### ASSIGNMENT
From the first line to the last, output the data exactly as it stands, minus its pictures.

### Source records
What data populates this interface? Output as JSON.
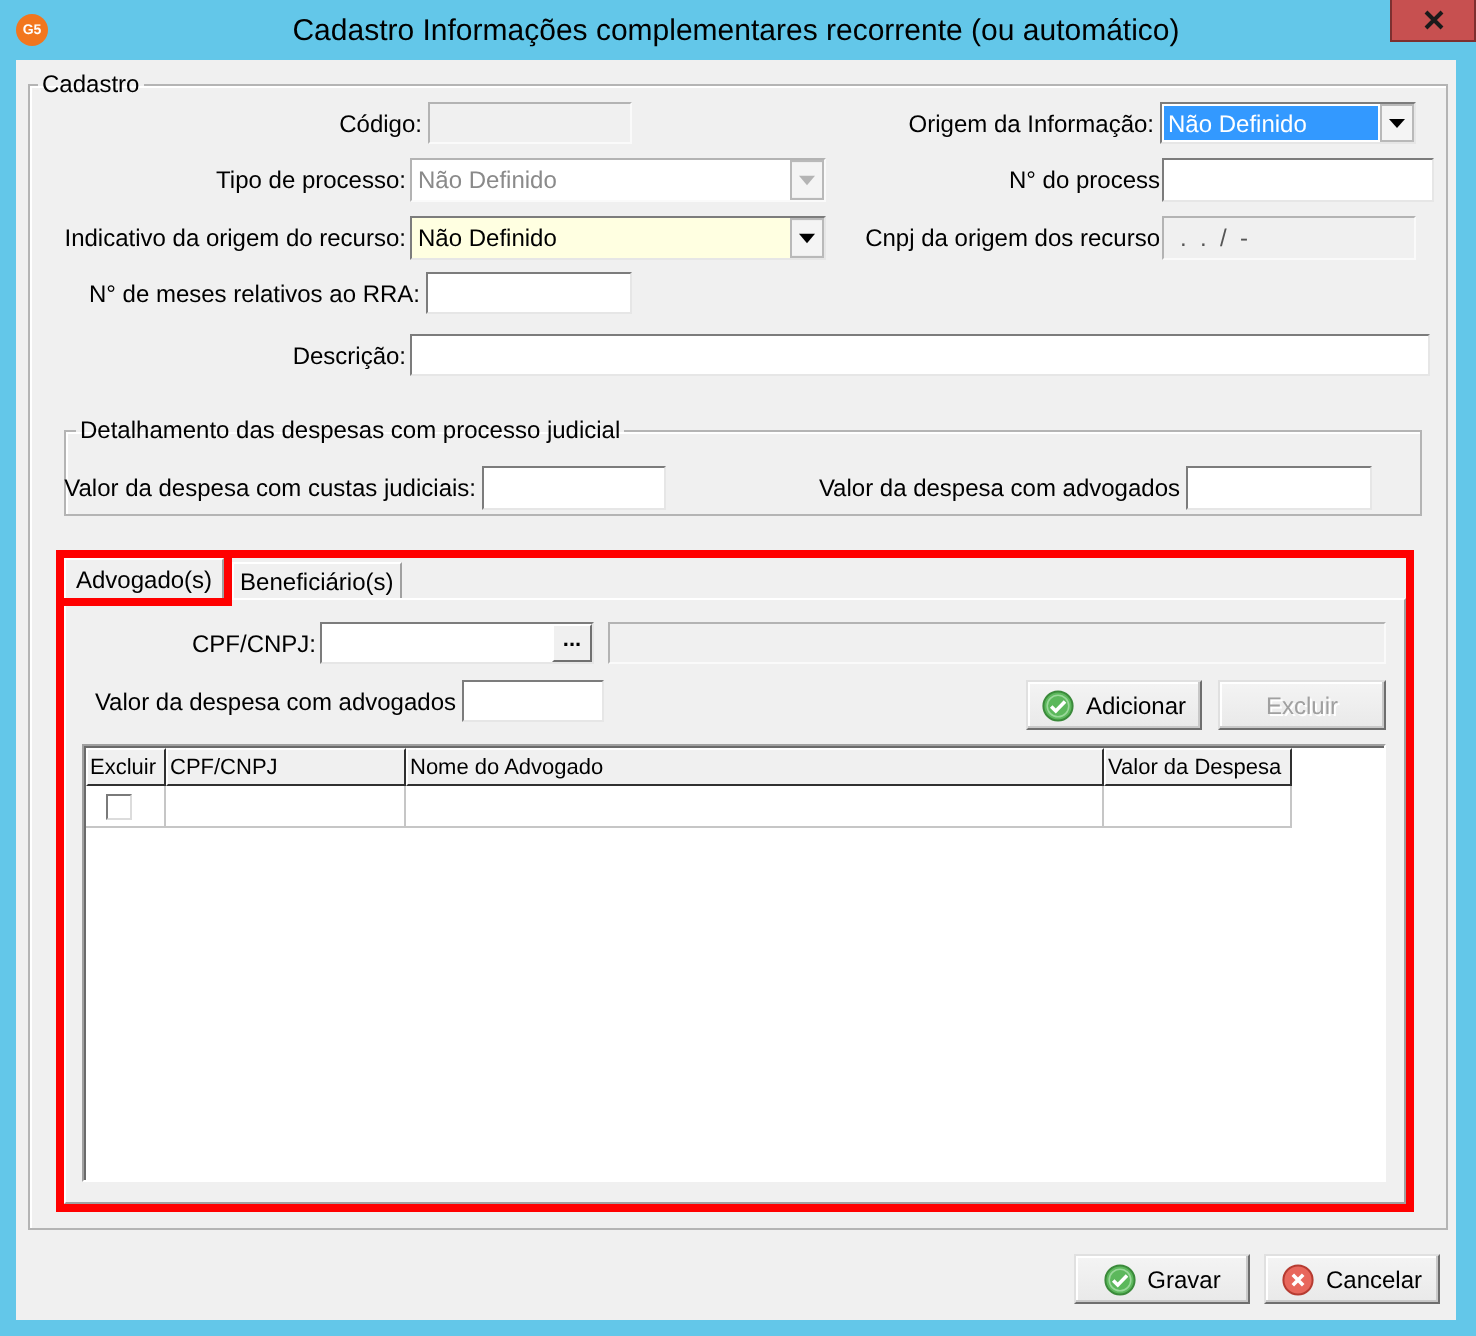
{
  "window": {
    "icon_text": "G5",
    "title": "Cadastro Informações complementares recorrente (ou automático)"
  },
  "cadastro": {
    "legend": "Cadastro",
    "rows": [
      {
        "fields": [
          {
            "kind": "text",
            "label": "Código:",
            "disabled": true
          },
          {
            "kind": "select",
            "label": "Origem da Informação:",
            "value": "Não Definido",
            "disabled": false,
            "required": false,
            "text_selected": true
          }
        ]
      },
      {
        "fields": [
          {
            "kind": "select",
            "label": "Tipo de processo:",
            "value": "Não Definido",
            "disabled": true,
            "required": false,
            "text_selected": false
          },
          {
            "kind": "text",
            "label": "N° do process",
            "disabled": false
          }
        ]
      },
      {
        "fields": [
          {
            "kind": "select",
            "label": "Indicativo da origem do recurso:",
            "value": "Não Definido",
            "disabled": false,
            "required": true,
            "text_selected": false
          },
          {
            "kind": "text",
            "label": "Cnpj da origem dos recurso",
            "value": ".  .  /  -",
            "disabled": true
          }
        ]
      },
      {
        "fields": [
          {
            "kind": "text",
            "label": "N° de meses relativos ao RRA:",
            "disabled": false
          }
        ]
      },
      {
        "fields": [
          {
            "kind": "text",
            "label": "Descrição:",
            "disabled": false
          }
        ]
      }
    ],
    "detalhamento": {
      "legend": "Detalhamento das despesas com processo judicial",
      "fields": [
        {
          "kind": "text",
          "label": "Valor da despesa com custas judiciais:",
          "disabled": false
        },
        {
          "kind": "text",
          "label": "Valor da despesa com advogados",
          "disabled": false
        }
      ]
    },
    "tabs_section": {
      "annotated": true,
      "tabs": [
        {
          "label": "Advogado(s)",
          "selected": true,
          "annotated": true
        },
        {
          "label": "Beneficiário(s)",
          "selected": false,
          "annotated": false
        }
      ],
      "panel": {
        "cpf_cnpj": {
          "label": "CPF/CNPJ:",
          "lookup_button": "...",
          "disabled": false
        },
        "name_field": {
          "disabled": true
        },
        "valor_despesa": {
          "label": "Valor da despesa com advogados",
          "disabled": false
        },
        "buttons": [
          {
            "label": "Adicionar",
            "kind": "confirm",
            "disabled": false
          },
          {
            "label": "Excluir",
            "kind": "plain",
            "disabled": true
          }
        ],
        "grid": {
          "columns": [
            {
              "label": "Excluir"
            },
            {
              "label": "CPF/CNPJ"
            },
            {
              "label": "Nome do Advogado"
            },
            {
              "label": "Valor da Despesa"
            }
          ],
          "rows": [
            {
              "checked": false
            }
          ]
        }
      }
    }
  },
  "footer_buttons": [
    {
      "label": "Gravar",
      "kind": "confirm",
      "disabled": false
    },
    {
      "label": "Cancelar",
      "kind": "cancel",
      "disabled": false
    }
  ]
}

### WRITTEN ANSWER
What data populates this interface? Output as JSON.
{
  "window": {
    "icon_text": "G5",
    "title": "Cadastro Informações complementares recorrente (ou automático)"
  },
  "cadastro": {
    "legend": "Cadastro",
    "rows": [
      {
        "fields": [
          {
            "kind": "text",
            "label": "Código:",
            "disabled": true
          },
          {
            "kind": "select",
            "label": "Origem da Informação:",
            "value": "Não Definido",
            "disabled": false,
            "required": false,
            "text_selected": true
          }
        ]
      },
      {
        "fields": [
          {
            "kind": "select",
            "label": "Tipo de processo:",
            "value": "Não Definido",
            "disabled": true,
            "required": false,
            "text_selected": false
          },
          {
            "kind": "text",
            "label": "N° do process",
            "disabled": false
          }
        ]
      },
      {
        "fields": [
          {
            "kind": "select",
            "label": "Indicativo da origem do recurso:",
            "value": "Não Definido",
            "disabled": false,
            "required": true,
            "text_selected": false
          },
          {
            "kind": "text",
            "label": "Cnpj da origem dos recurso",
            "value": ".  .  /  -",
            "disabled": true
          }
        ]
      },
      {
        "fields": [
          {
            "kind": "text",
            "label": "N° de meses relativos ao RRA:",
            "disabled": false
          }
        ]
      },
      {
        "fields": [
          {
            "kind": "text",
            "label": "Descrição:",
            "disabled": false
          }
        ]
      }
    ],
    "detalhamento": {
      "legend": "Detalhamento das despesas com processo judicial",
      "fields": [
        {
          "kind": "text",
          "label": "Valor da despesa com custas judiciais:",
          "disabled": false
        },
        {
          "kind": "text",
          "label": "Valor da despesa com advogados",
          "disabled": false
        }
      ]
    },
    "tabs_section": {
      "annotated": true,
      "tabs": [
        {
          "label": "Advogado(s)",
          "selected": true,
          "annotated": true
        },
        {
          "label": "Beneficiário(s)",
          "selected": false,
          "annotated": false
        }
      ],
      "panel": {
        "cpf_cnpj": {
          "label": "CPF/CNPJ:",
          "lookup_button": "...",
          "disabled": false
        },
        "name_field": {
          "disabled": true
        },
        "valor_despesa": {
          "label": "Valor da despesa com advogados",
          "disabled": false
        },
        "buttons": [
          {
            "label": "Adicionar",
            "kind": "confirm",
            "disabled": false
          },
          {
            "label": "Excluir",
            "kind": "plain",
            "disabled": true
          }
        ],
        "grid": {
          "columns": [
            {
              "label": "Excluir"
            },
            {
              "label": "CPF/CNPJ"
            },
            {
              "label": "Nome do Advogado"
            },
            {
              "label": "Valor da Despesa"
            }
          ],
          "rows": [
            {
              "checked": false
            }
          ]
        }
      }
    }
  },
  "footer_buttons": [
    {
      "label": "Gravar",
      "kind": "confirm",
      "disabled": false
    },
    {
      "label": "Cancelar",
      "kind": "cancel",
      "disabled": false
    }
  ]
}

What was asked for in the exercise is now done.